Salvatore Iovino came from the world of racing down straight tracks with 1,500 horsepower, but there he was earlier this year at a circle track in Idaho. A buddy had been bugging him to give stock car racing a try, so Iovino eventually relented. Iovino sat in a race car with 400 horsepower and scoffed.

“Dude, this is only 400 horsepower,” Iovino said. “I drive 1,500 horsepower.”

“Alright,” his friend said, “just go out there and do some laps and see how you do.”

Fifteen slow laps later, Iovino crashed into a wall, doing nearly $10,000 of damage to his friend’s stock car. The money came out of his own pocket.

“It crushed my ego,” Iovino said. “And I had a whole new respect for driving stock cars.”

The Forsyth County resident has been trying to master stock cars ever since, embarking on an ambitious quest to reach NASCAR’s top level. Iovino has raced all year in the NASCAR Whelen All-American Series, the bottom rung of professional racing, but lately he’s earned something of a promotion: a series of four races in the NASCAR K&N Pro Series. Iovino has raced two already and finished 16th and 21st. His next is Sept. 24 at Meridian Speedway in Idaho and will be televised on the NBC Sports Network.

Iovino is, by all accounts, a long shot to reach NASCAR’s premier level, the Sprint Cup Series. Most Sprint Cup drivers are reared in the sport from an early age, and many are born into racing families. The early start allows them to gain experience and develop valuable business relationships in the racing community.

That puts Iovino behind. He’s one of five drivers with Patriot Motorsports Group, a band of late-comers to racing trying to catch up.

“We’re the lowest budget team in this series,” Iovino said. “We’ve put in a lot of hard work in a short amount of time to build up the experience and skill set level to race at this level.”

Indeed, Iovino has travelled to the West Coast for races every weekend; spent thousands of dollars practicing on race simulators; hustled to get sponsors to help pay for the myriad of expenses; and juggled his own cellphone tower business.

Born in Phoenix and raised in California, the 38-year-old didn’t start racing until after he moved to Georgia, in 2008. In 2012, he bought his dream car, a 2006 Dodge Charger SRT8. It had 425 horsepower. Iovino was inspired.
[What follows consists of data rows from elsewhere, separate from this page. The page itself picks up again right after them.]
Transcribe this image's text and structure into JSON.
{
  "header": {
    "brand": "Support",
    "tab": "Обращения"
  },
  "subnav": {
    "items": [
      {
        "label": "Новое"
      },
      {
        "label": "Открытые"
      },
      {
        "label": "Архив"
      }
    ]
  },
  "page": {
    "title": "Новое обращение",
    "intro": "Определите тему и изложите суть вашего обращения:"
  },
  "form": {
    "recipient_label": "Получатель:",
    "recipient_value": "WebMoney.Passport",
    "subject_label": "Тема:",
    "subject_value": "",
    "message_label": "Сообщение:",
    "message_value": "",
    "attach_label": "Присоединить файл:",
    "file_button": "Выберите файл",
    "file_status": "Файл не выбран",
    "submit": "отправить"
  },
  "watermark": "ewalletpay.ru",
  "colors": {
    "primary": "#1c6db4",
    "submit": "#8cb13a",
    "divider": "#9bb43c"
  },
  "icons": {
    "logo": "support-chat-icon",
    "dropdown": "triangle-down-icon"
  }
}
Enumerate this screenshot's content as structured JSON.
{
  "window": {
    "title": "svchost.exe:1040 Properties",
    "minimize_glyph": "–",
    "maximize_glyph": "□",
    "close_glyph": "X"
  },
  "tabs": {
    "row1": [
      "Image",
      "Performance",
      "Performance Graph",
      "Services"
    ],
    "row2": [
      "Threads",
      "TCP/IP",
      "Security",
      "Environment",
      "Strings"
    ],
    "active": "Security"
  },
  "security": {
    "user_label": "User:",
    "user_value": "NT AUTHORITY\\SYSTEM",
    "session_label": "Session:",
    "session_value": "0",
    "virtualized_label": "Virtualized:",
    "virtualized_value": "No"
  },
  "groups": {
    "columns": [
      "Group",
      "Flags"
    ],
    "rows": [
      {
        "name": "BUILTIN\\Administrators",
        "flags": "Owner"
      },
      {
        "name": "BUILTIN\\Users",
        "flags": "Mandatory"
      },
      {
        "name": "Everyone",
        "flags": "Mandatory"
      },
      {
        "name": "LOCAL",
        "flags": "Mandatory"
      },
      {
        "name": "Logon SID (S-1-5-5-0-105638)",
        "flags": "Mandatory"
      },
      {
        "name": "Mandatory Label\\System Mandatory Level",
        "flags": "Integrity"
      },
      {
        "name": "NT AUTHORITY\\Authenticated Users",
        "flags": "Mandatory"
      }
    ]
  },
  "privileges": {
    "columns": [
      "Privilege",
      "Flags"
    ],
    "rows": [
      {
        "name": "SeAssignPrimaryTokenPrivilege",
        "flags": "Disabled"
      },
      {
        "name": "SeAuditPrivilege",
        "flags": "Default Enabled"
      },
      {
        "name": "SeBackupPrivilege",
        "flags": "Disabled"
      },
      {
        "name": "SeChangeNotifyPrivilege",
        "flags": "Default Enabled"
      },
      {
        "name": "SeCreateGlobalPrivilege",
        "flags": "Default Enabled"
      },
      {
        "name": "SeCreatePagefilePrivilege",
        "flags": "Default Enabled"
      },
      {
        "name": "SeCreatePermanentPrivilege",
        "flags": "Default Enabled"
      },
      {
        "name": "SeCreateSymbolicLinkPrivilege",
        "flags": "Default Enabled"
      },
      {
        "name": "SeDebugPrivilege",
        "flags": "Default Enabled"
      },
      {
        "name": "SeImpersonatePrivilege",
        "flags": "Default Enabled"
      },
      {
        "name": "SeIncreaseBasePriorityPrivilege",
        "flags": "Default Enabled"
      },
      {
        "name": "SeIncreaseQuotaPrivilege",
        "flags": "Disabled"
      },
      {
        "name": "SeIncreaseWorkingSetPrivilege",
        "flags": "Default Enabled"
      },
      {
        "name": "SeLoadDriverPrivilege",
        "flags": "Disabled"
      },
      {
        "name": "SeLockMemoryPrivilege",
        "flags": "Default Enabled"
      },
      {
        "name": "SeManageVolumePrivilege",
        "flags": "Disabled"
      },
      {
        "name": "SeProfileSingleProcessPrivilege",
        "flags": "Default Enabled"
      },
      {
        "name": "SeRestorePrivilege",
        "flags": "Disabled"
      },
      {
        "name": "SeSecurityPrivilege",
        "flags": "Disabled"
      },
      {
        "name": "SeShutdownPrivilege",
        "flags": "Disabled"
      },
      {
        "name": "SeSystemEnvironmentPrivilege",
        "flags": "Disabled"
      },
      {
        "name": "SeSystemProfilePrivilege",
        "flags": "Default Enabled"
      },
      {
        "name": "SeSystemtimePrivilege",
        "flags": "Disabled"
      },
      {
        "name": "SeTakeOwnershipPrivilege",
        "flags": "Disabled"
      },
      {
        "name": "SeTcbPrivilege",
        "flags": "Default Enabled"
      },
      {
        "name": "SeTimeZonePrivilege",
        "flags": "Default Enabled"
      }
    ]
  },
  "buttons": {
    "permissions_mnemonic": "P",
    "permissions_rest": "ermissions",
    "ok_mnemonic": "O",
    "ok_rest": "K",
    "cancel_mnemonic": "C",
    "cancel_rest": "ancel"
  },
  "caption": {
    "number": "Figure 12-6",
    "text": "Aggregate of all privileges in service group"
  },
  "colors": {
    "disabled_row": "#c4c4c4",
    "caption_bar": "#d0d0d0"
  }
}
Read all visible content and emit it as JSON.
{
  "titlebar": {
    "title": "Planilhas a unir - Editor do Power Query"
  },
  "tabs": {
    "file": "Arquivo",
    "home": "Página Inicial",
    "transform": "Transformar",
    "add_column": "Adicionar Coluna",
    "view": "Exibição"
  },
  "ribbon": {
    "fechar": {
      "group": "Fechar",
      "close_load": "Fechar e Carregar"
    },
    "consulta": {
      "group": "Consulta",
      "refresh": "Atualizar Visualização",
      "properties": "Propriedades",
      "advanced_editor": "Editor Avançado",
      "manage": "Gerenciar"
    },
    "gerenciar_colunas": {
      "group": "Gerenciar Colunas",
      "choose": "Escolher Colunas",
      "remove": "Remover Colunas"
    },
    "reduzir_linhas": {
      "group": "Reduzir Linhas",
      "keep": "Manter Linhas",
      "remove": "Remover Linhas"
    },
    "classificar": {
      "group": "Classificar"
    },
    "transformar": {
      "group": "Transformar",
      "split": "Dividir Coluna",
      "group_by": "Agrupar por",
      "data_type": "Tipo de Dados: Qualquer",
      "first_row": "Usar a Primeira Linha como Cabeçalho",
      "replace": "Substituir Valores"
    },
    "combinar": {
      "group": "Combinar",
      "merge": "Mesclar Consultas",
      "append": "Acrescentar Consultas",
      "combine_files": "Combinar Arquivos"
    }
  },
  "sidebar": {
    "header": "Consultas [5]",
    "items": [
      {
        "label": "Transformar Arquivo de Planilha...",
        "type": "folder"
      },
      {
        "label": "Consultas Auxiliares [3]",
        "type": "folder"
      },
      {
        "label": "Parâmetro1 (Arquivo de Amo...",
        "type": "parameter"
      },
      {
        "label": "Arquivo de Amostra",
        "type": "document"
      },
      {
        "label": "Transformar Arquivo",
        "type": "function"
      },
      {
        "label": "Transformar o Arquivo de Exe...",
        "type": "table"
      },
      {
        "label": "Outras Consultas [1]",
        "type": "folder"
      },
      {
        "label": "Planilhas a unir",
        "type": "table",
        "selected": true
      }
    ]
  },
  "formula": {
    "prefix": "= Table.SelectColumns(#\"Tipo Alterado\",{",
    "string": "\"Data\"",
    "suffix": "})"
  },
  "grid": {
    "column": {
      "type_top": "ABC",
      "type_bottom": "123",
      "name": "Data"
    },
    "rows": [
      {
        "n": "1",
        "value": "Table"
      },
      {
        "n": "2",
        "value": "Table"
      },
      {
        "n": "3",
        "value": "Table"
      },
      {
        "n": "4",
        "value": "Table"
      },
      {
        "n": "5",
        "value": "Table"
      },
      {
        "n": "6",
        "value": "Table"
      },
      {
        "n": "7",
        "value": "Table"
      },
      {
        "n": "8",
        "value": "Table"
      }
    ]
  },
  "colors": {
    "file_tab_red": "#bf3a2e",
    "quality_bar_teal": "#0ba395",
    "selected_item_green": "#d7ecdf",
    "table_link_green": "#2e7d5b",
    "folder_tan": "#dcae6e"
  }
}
“It was the first time I ever felt real horsepower,” Iovino said. “I was automatically addicted to it.”

Iovino enhanced the car to satisfy his addiction: he ported the cylinder heads, changed the cam shaft, augmented the exhaust, added a super charger. Two years later, the car had 1,500 horsepower. He calls it the Black Widow and has taken it across the country to drag races, winning eight championships along the way.

Iovino is far winning any championships in a stock car soon.

But he’s also just begun.

“It’s that challenge of knowing that I don’t have that long-term history of a racing background,” Iovino said, “but I’m out there competing and trying to achieve my goals.”